In Search of J. D. Salinger

(Literary Masterpieces, Volume 7)

The unauthorized biography is one of the strange subgenres to emerge in the late twentieth century, along with mystery novels in which fictional characters pursue real-life criminals, autobiographical journalism, and other hard-to-categorize works which suggest a sort of genre meltdown taking place in modern literature. It was formerly considered proper for a biographer to wait until his subject was at least on his deathbed, but things move faster these days, possibly as a subtle by-product of electronic technology. Furthermore, books about a living though refractory subject have proved to have an unexpected advantage over the biographies whose subject is comfortably embalmed: The cries of protest by the living subject can generate valuable publicity.

Special problems arise, however, when a subject, though world-famous, has been shunning the limelight for years. Jerome David Salinger actually turns and runs from interviewers. He is as elusive as the White Rabbit in Alice’s Adventures in Wonderland (1865). Ian Hamilton, being British, may have thought that he understood standoffishness, but Salinger gives the word a whole new dimension. Whereas most American writers will do anything short of getting shot out of a cannon to sell their books, Salinger hides behind a six-and-a-half-foot fence at his New Hampshire retreat and outsells most of the competition. (The Catcher in the Rye, 1951, still sells about a quarter of a million copies a year and is read all over the world.) Salinger has often been accused of using a reverse ploy, attracting attention by seeming to shun it. If so, it is a ploy that no other writer has been willing to try.

Hamilton sometimes becomes an unintentionally comic figure in his own book, like a photographer running around with his head under a black cloth trying to snap a picture of a subject who refuses to hold still.
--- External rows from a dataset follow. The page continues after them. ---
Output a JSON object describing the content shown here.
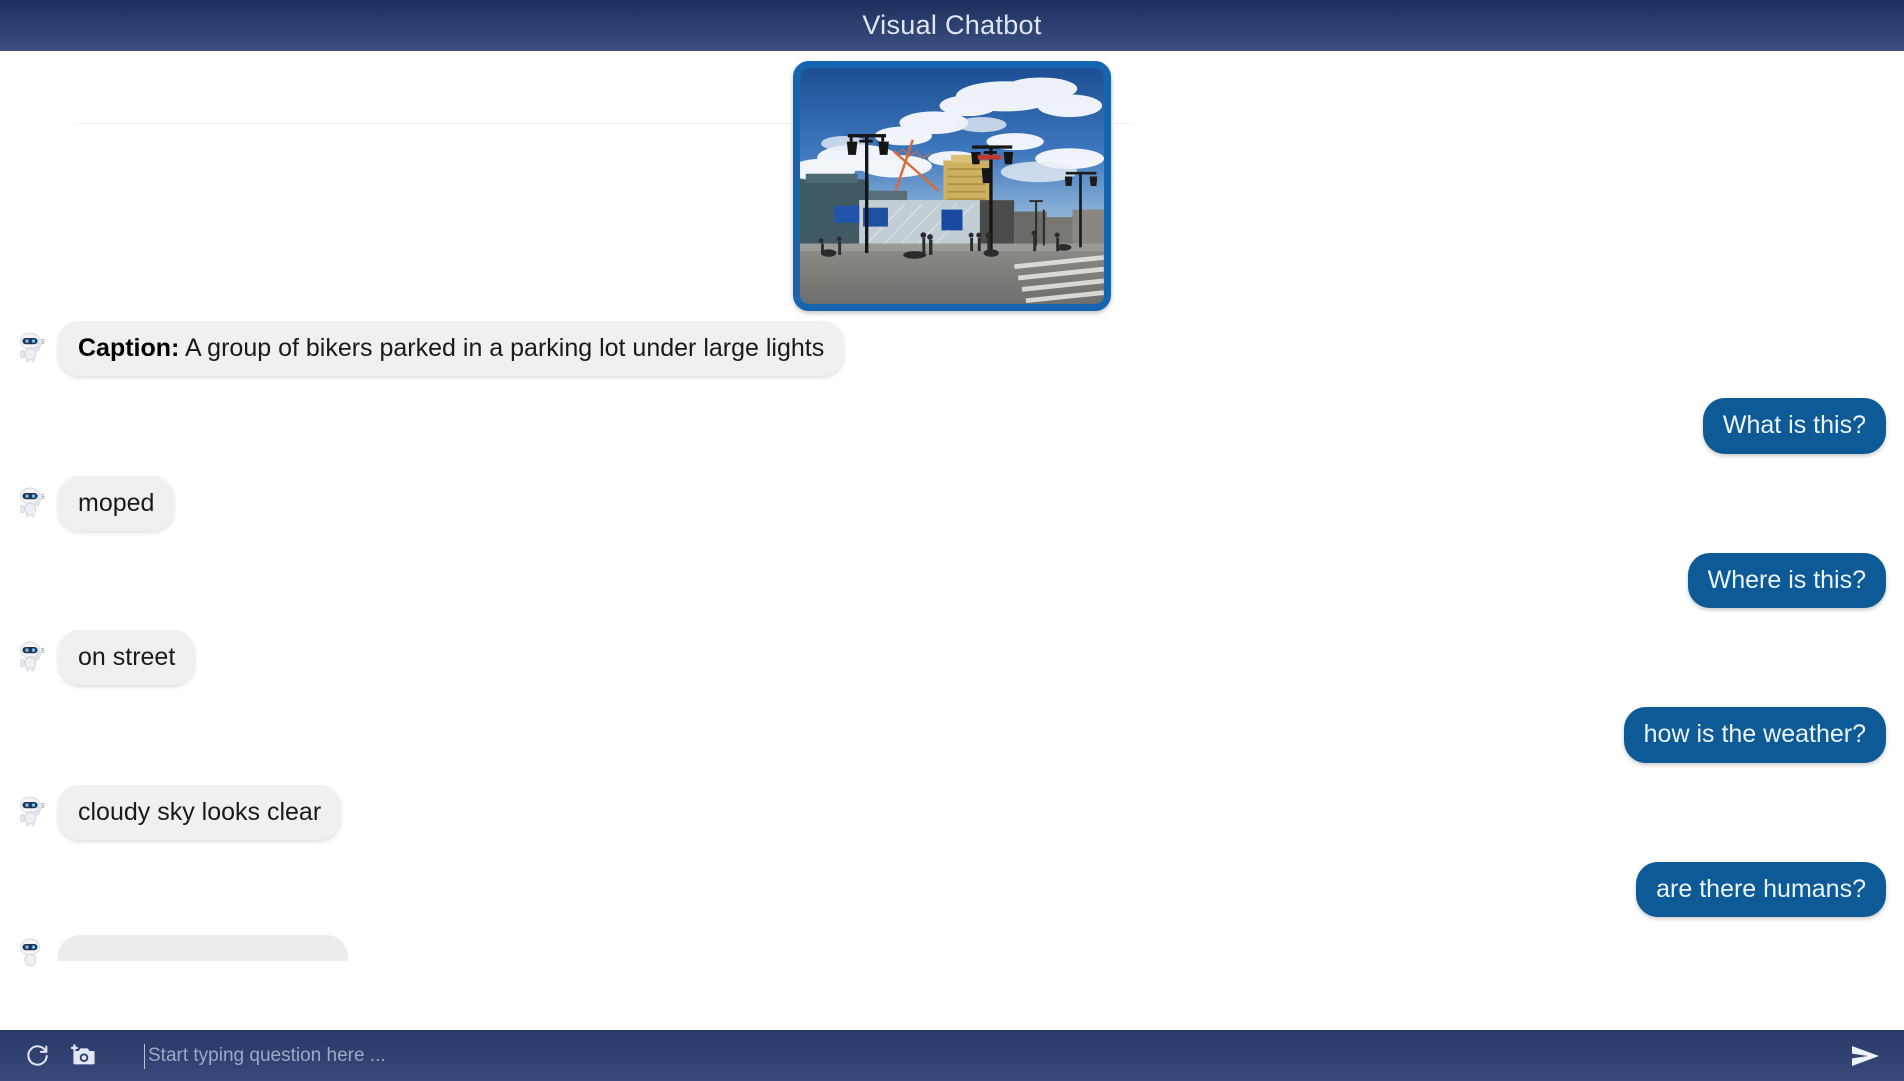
{
  "header": {
    "title": "Visual Chatbot"
  },
  "image": {
    "alt_description": "City street scene with blue cloudy sky, ornate double street lamps, a red construction crane, buildings under construction, parked mopeds and pedestrians on a plaza with a crosswalk",
    "border_color": "#1565b0"
  },
  "colors": {
    "header_dark": "#1d2f5c",
    "header_light": "#3b4f80",
    "user_bubble": "#0e5a96",
    "bot_bubble": "#f0f0f0",
    "accent_border": "#1565b0"
  },
  "conversation": [
    {
      "role": "bot",
      "label": "Caption:",
      "text": " A group of bikers parked in a parking lot under large lights",
      "avatar": "robot-avatar-icon"
    },
    {
      "role": "user",
      "text": "What is this?"
    },
    {
      "role": "bot",
      "text": "moped",
      "avatar": "robot-avatar-icon"
    },
    {
      "role": "user",
      "text": "Where is this?"
    },
    {
      "role": "bot",
      "text": "on street",
      "avatar": "robot-avatar-icon"
    },
    {
      "role": "user",
      "text": "how is the weather?"
    },
    {
      "role": "bot",
      "text": "cloudy sky looks clear",
      "avatar": "robot-avatar-icon"
    },
    {
      "role": "user",
      "text": "are there humans?"
    }
  ],
  "footer": {
    "refresh_icon": "refresh-icon",
    "camera_icon": "add-photo-icon",
    "send_icon": "send-icon",
    "input_value": "",
    "input_placeholder": "Start typing question here ..."
  }
}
Not only is Salinger personally unapproachable, but he also has set up what Hamilton calls a distant early warning network, so that any attempt to penetrate Salinger’s world alerts friends, relatives, and acquaintances to be on guard.

In 1982, Hamilton published a biography of the New England poet Robert Lowell which received generally good reviews. On the strength of that success, he seems to have returned to the New World brimming with confidence not only as a biographer but also as an Englishman with a special understanding of Americans. There is something rather touching about his brisk, no-nonsense approach to the job of gathering material. He knew that Time magazine, with all of its resources, had been thwarted in an attempt to breach Salinger’s defenses for a cover story that appeared in the September 15, 1961, issue, but Hamilton’s attitude seems to have been that these were mere journalists, whereas he is a gentleman and a scholar, a professional biographer with all the social and intellectual advantages of an Oxford education. In addition to his personal qualifications, he was working under the aegis of the prestigious New York publishing firm of Random House.

The reader’s sympathies are divided from the outset. On the one hand, he would like to indulge in the purely voyeuristic pleasure of snooping into Salinger’s private affairs. He would particularly like to know why this celebrated author dropped out of public life and what, if anything, he is working on in his seclusion. On the other hand, Salinger is reminiscent of the last member of an endangered species, and the reader would like to see him left to roam free in the forest of his imagination. Hamilton himself says that his book is—or at least started out to be—a labor of love. He is one of the many people who discovered The Catcher in the Rye at an impressionable age and felt that it had been written especially for him. Salinger was one of those writers who, in Holden Caulfield’s words, he would have liked to call up on the phone.

There is a certain sublime insensitivity about Hamilton that occasionally makes the reader wince. In 1984, he wrote to Salinger, telling him that he proposed to write a study of his life and work and requesting a personal interview “to set the record straight.” He received a reply just as frigid as a knowledgeable...

(The entire section is 1742 words.)


(Literary Masterpieces, Volume 7)

Booklist. LXXXIV, May 15, 1988, p. 1554.

Boston Globe. May 29, 1988, p. B15.

Kirkus Reviews. LVI, April 15, 1988, p. 593.

Library Journal. CXIII, July, 1988, p. 81.

Los Angeles Times Book Review. June 12, 1988, p. 3.

National Review. XL, August 5, 1988, p. 48.

The New York Times Book Review. XCIII, June 5, 1988, p. 7.

Newsweek. CXI, May 23, 1988, p. 73.

Publishers Weekly. CCXXXIII, May 20, 1988, p. 80.

Time. CXXXI, May 23, 1988, p. 74.